Privacy Risks in Brain-Computer Interfaces and Recommendations

Privacy Risks in Brain-Computer Interfaces and Recommendations
By Mia Yin | March 16, 2022

1. What is BCI?
BCI is a pathway connecting brain with an external device, most commonly a computer or a robotic limb. BCI is used to collect and process brain’s neurodata, and then the neurodata will be translated into outputs used in the visualizations or used as commands to tell the external interfaces/machines how to control people’s behavior or modulate neural activity. Because the neurodata is generated from people’s nerve system, it is also personal data.

BCIs are currently mostly used in gaming and healthcare. For example, in the gaming industry, BCIs use neurodata to allow players to control their gaming actions by their conscious thoughts. BCIs games provide greater immersion in games.

There are three main categories of BCIs:
a. BCIs that record brain activity;
b. BCIs that modulate brain activity;
c. BCIs that do both, also called bi-directional BCIs/BBCIs

BCIs can be invasive or non-invasive. Invasive BCIs enables the direct communication between the brain and an external device, like a computer. They are inserted in the brain.

Unlike invasive BCIs, noninvasive BCIs are not inserted in the brain. They are equipped outside and can also record neurodata.

2. BCIs risks including BCIs accuracy and mental privacy
BCIs accuracy: BCIs data accuracy is quite important especially in the healthcare industry. Patients who use BCIs depend its accurate translation to express their thoughts to the doctors. Some patients also reply on BCIs to mitigate disorders. For example, patients who suffer from epilepsy rely on BCIs to get mitigations. If BCIs process neurodata incorrectly, patients may have bad health consequences, even death.And also doctors depend on BCIs’ accurate neurodata information to provide the best treatment. The device data and interpretation accuracy need to be verifiable, sufficient and reliable.

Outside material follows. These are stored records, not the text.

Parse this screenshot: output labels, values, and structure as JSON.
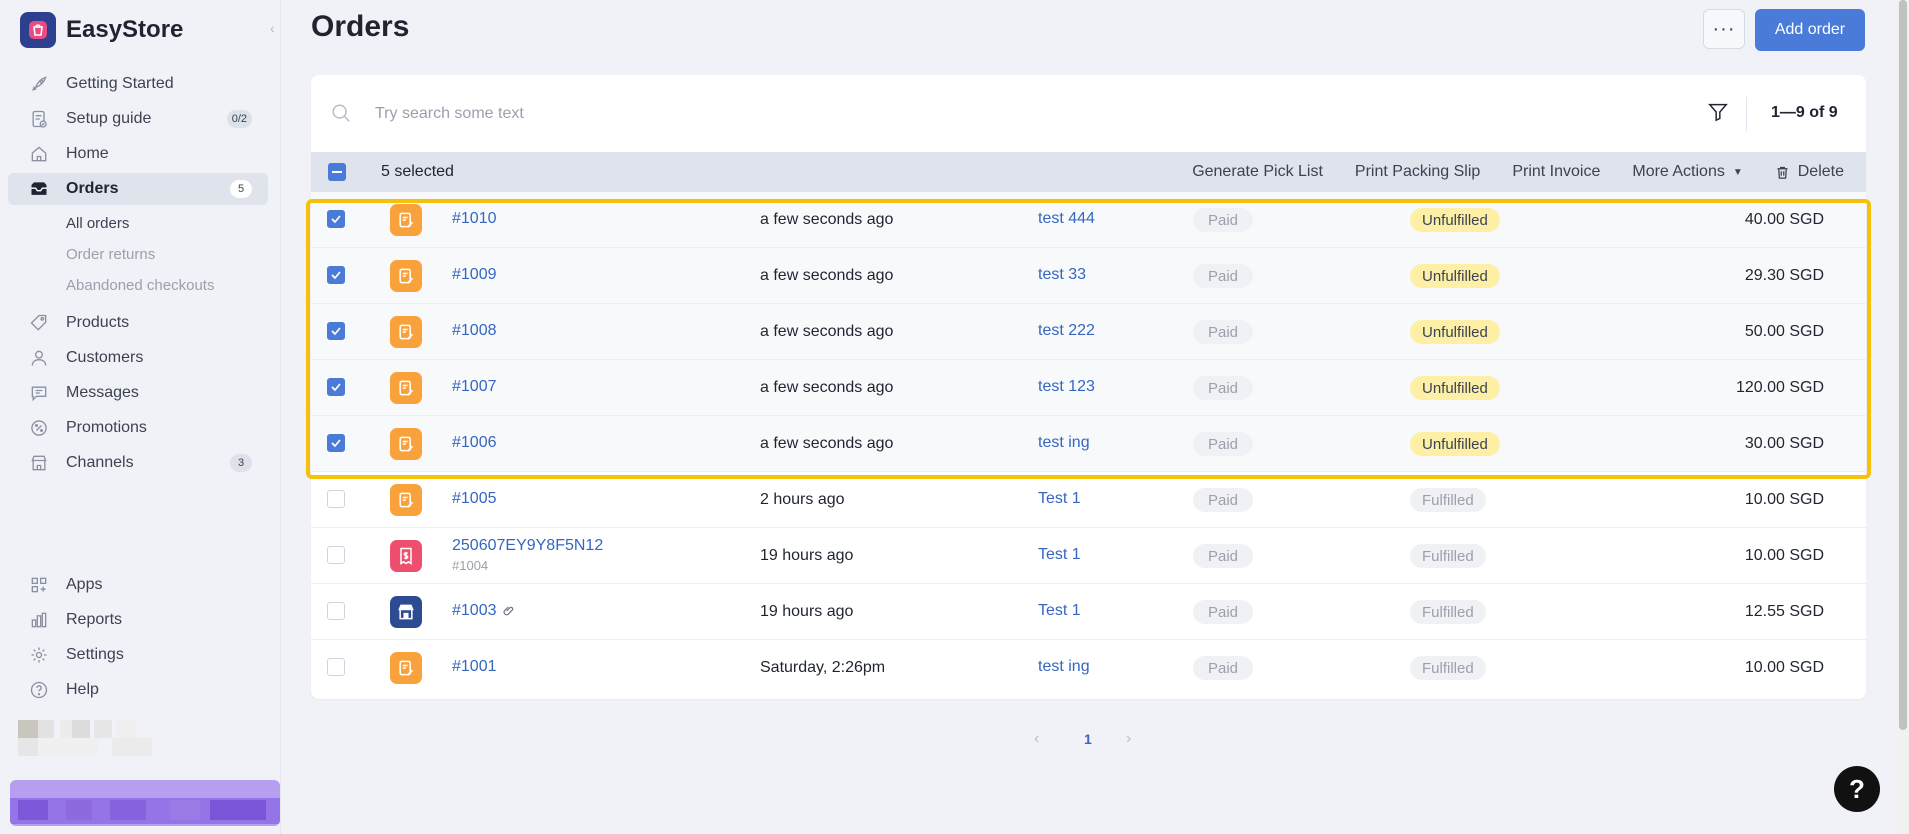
{
  "brand": {
    "name": "EasyStore",
    "logo_color": "#2d3f8f"
  },
  "sidebar": {
    "items": [
      {
        "label": "Getting Started",
        "icon": "rocket-icon"
      },
      {
        "label": "Setup guide",
        "icon": "checklist-icon",
        "badge": "0/2"
      },
      {
        "label": "Home",
        "icon": "home-icon"
      },
      {
        "label": "Orders",
        "icon": "inbox-icon",
        "badge": "5",
        "active": true
      },
      {
        "label": "Products",
        "icon": "tag-icon"
      },
      {
        "label": "Customers",
        "icon": "user-icon"
      },
      {
        "label": "Messages",
        "icon": "chat-icon"
      },
      {
        "label": "Promotions",
        "icon": "discount-icon"
      },
      {
        "label": "Channels",
        "icon": "store-icon",
        "badge": "3"
      }
    ],
    "orders_sub": [
      {
        "label": "All orders",
        "current": true
      },
      {
        "label": "Order returns"
      },
      {
        "label": "Abandoned checkouts"
      }
    ],
    "bottom_items": [
      {
        "label": "Apps",
        "icon": "apps-icon"
      },
      {
        "label": "Reports",
        "icon": "bar-chart-icon"
      },
      {
        "label": "Settings",
        "icon": "gear-icon"
      },
      {
        "label": "Help",
        "icon": "question-icon"
      }
    ]
  },
  "header": {
    "title": "Orders",
    "more_label": "···",
    "add_label": "Add order"
  },
  "search": {
    "placeholder": "Try search some text"
  },
  "pagination_text": "1—9 of 9",
  "bulk": {
    "selected": "5 selected",
    "actions": [
      "Generate Pick List",
      "Print Packing Slip",
      "Print Invoice",
      "More Actions"
    ],
    "delete_label": "Delete"
  },
  "orders": [
    {
      "number": "#1010",
      "date": "a few seconds ago",
      "customer": "test 444",
      "payment": "Paid",
      "fulfillment": "Unfulfilled",
      "total": "40.00 SGD",
      "selected": true,
      "source": "order-form-icon"
    },
    {
      "number": "#1009",
      "date": "a few seconds ago",
      "customer": "test 33",
      "payment": "Paid",
      "fulfillment": "Unfulfilled",
      "total": "29.30 SGD",
      "selected": true,
      "source": "order-form-icon"
    },
    {
      "number": "#1008",
      "date": "a few seconds ago",
      "customer": "test 222",
      "payment": "Paid",
      "fulfillment": "Unfulfilled",
      "total": "50.00 SGD",
      "selected": true,
      "source": "order-form-icon"
    },
    {
      "number": "#1007",
      "date": "a few seconds ago",
      "customer": "test 123",
      "payment": "Paid",
      "fulfillment": "Unfulfilled",
      "total": "120.00 SGD",
      "selected": true,
      "source": "order-form-icon"
    },
    {
      "number": "#1006",
      "date": "a few seconds ago",
      "customer": "test ing",
      "payment": "Paid",
      "fulfillment": "Unfulfilled",
      "total": "30.00 SGD",
      "selected": true,
      "source": "order-form-icon"
    },
    {
      "number": "#1005",
      "date": "2 hours ago",
      "customer": "Test 1",
      "payment": "Paid",
      "fulfillment": "Fulfilled",
      "total": "10.00 SGD",
      "selected": false,
      "source": "order-form-icon"
    },
    {
      "number": "250607EY9Y8F5N12",
      "sub": "#1004",
      "date": "19 hours ago",
      "customer": "Test 1",
      "payment": "Paid",
      "fulfillment": "Fulfilled",
      "total": "10.00 SGD",
      "selected": false,
      "source": "receipt-icon"
    },
    {
      "number": "#1003",
      "date": "19 hours ago",
      "customer": "Test 1",
      "payment": "Paid",
      "fulfillment": "Fulfilled",
      "total": "12.55 SGD",
      "selected": false,
      "source": "pos-store-icon",
      "attachment": true
    },
    {
      "number": "#1001",
      "date": "Saturday, 2:26pm",
      "customer": "test ing",
      "payment": "Paid",
      "fulfillment": "Fulfilled",
      "total": "10.00 SGD",
      "selected": false,
      "source": "order-form-icon"
    }
  ],
  "page": {
    "current": "1"
  },
  "help_fab": "?",
  "colors": {
    "primary": "#4a7bd8",
    "link": "#3566c0",
    "unfulfilled_bg": "#fdf0a6",
    "highlight": "#f6c108",
    "order_form_bg": "#f9a23b",
    "receipt_bg": "#ef4f6f",
    "pos_bg": "#2d4b93"
  }
}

Mental privacy: Since BCIs collect and process personal neurodata to get people’s thoughts and conscious or unconscious intentions, BCIs raise new mental privacy risks to the neural networks in addition to the existing privacy risks that are related to people’s personal health data. For example, some wheelchairs are controlled by BCIs. Patients who use such a wheelchair can control the wheelchair to go to a place for food when they are thinking about food. However, these BCIs can also collect information about patient’s food preferences, at what time a patient may feel hungry or thirsty etc. These neurodata can show a lot of personal biological and private information. If the data is shared with other organizations, it may cause many privacy problems, such as disclosing a patient’s medical condition to an employer or other public entities.

3. Technical and policy recommendations
Technical recommendation: BCIs can provide more control for users to collect neurodata. For example, BCIs can ask the user if they want to start the neurodata collector. This feature prevent users switch on the privacy collection unintentionally and give users more control over personal neurodata flows.

Policy recommendation: More transparency should be displayed in the privacy policy. The policy should tell the users about what data BCIs may collect, what purpose will be used for, who controls and has access to the data, how data will be stored etc. Developers and regulators should clearly reflect the particular privacy risks in BCI applications and let users decide whether or not to give the informed consent to use BCIs.

4. Conclusion:
BCI is an advanced computer-based system which collects and process a lot of personal neurodata. Stakeholders must understand how BCI work and what BCI stores and translates. BCI has many privacy risks that may expose personal data to public entities, thus more technical methods and privacy policy need to be improved to protect the private data and ensure the data is secured and not used in any unwanted purposes.